That it is a lawful and useful thing to invoke the saints, as intercessors, to obtain for us, by the merits of Jesus Christ, that which we, by our demerits, are not worthy to receive, is a doctrine of the Church, declared by the Council of Trent: 'It is good and useful to invoke them by supplication, and to fly to their aid and assistance to obtain benefits from God through his Son Jesus Christ.'

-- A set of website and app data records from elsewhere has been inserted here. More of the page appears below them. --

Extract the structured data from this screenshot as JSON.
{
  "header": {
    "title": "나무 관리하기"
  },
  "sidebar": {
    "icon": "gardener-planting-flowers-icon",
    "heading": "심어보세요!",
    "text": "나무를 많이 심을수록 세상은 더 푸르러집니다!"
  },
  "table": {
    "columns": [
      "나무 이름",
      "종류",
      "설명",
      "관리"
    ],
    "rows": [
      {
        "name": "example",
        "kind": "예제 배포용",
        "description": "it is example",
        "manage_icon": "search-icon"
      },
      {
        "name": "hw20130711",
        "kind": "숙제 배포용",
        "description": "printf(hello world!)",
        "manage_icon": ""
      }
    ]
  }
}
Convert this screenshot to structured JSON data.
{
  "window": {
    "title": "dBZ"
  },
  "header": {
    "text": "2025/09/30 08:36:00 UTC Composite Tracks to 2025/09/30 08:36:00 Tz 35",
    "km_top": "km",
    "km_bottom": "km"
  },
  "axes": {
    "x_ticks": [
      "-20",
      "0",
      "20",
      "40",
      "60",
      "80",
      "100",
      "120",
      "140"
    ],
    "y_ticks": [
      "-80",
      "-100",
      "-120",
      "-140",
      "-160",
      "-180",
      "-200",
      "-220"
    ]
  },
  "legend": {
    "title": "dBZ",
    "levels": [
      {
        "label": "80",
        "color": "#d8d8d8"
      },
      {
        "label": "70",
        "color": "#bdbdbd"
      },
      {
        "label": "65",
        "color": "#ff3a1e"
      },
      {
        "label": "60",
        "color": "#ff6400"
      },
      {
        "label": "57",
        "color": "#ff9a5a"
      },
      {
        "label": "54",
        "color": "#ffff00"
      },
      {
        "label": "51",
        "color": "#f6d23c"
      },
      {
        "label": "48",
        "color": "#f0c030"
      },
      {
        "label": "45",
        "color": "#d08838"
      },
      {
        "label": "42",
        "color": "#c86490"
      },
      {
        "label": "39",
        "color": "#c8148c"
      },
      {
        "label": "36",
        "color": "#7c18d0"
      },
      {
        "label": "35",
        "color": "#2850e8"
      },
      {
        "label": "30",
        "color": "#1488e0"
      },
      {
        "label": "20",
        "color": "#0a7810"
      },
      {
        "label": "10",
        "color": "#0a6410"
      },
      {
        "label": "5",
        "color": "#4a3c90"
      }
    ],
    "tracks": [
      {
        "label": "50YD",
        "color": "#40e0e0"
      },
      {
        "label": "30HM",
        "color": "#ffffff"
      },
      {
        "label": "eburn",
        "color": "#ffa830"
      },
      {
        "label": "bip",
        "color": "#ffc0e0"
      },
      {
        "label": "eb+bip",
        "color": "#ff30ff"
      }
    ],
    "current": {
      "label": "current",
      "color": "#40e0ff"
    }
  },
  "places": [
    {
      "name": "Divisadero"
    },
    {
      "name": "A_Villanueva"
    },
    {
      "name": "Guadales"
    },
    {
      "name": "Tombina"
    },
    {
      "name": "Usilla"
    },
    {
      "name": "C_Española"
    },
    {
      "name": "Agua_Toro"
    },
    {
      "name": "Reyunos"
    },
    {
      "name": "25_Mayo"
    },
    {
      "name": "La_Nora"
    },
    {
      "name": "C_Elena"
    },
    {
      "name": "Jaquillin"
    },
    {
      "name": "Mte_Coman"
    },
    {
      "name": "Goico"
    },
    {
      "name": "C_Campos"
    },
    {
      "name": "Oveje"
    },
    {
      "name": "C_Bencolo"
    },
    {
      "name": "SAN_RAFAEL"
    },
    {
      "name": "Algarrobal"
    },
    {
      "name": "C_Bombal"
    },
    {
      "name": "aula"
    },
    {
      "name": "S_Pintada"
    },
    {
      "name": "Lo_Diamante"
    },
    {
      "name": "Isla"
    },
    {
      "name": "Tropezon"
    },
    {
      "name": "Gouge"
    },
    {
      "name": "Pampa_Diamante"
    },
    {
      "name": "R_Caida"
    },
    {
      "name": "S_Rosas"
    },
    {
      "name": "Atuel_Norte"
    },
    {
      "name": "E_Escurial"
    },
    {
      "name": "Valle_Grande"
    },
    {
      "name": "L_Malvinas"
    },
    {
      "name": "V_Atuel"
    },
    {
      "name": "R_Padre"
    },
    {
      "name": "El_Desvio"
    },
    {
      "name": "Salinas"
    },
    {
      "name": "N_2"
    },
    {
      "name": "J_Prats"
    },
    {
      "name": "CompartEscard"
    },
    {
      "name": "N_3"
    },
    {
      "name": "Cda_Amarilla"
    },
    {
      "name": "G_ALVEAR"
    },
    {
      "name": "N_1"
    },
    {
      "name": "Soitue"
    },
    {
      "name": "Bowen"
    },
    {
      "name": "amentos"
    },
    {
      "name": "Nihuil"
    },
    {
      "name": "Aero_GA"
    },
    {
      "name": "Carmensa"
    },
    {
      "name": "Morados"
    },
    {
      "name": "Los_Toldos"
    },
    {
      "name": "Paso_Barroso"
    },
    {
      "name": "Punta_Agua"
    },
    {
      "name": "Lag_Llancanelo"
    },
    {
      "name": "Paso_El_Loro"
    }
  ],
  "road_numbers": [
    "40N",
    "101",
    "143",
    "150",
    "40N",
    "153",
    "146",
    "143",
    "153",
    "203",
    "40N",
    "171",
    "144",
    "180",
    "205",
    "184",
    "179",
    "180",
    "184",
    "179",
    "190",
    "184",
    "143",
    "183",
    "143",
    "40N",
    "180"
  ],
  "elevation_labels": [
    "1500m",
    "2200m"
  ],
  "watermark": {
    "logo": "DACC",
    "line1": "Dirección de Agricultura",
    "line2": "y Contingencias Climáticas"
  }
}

Such invocation was condemned by the impious Calvin, but most illogically. For if it is lawful and profitable to invoke living saints to aid us, and to beseech them to assist us in prayers, as the prophet Baruch did: And pray ye for us to the Lord our God (Bar. 1,13) and St. Paul: Brethren, pray for us (1 Thes. 5,25); and as God himself commanded the friends of Job to recommend themselves to his prayers, that by the merits of Job he might look favorably on them: Go to my servant Job,...and my servant Job shall pray for you; his face I will accept (Job 42,8); if, then, it is lawful to recommend ourselves to the living, how can it be unlawful to invoke the saints who in heaven enjoy God face to face? This is not derogatory to the honor due to God, but it is doubling it; for it is honoring the king not only in his person but in his servants. Therefore, says St. Thomas, it is good to have recourse to many saints, 'because by the prayers of many we can sometimes obtain that which we cannot by the prayers of one.' And if anyone objects, But why have recourse to the saints to pray for us, when they are already praying for all who are worthy of it? The same Doctor answers, that no one can be said to be worthy that the saints should pray for him; but that 'he becomes worthy by having recourse to the saints with devotion.'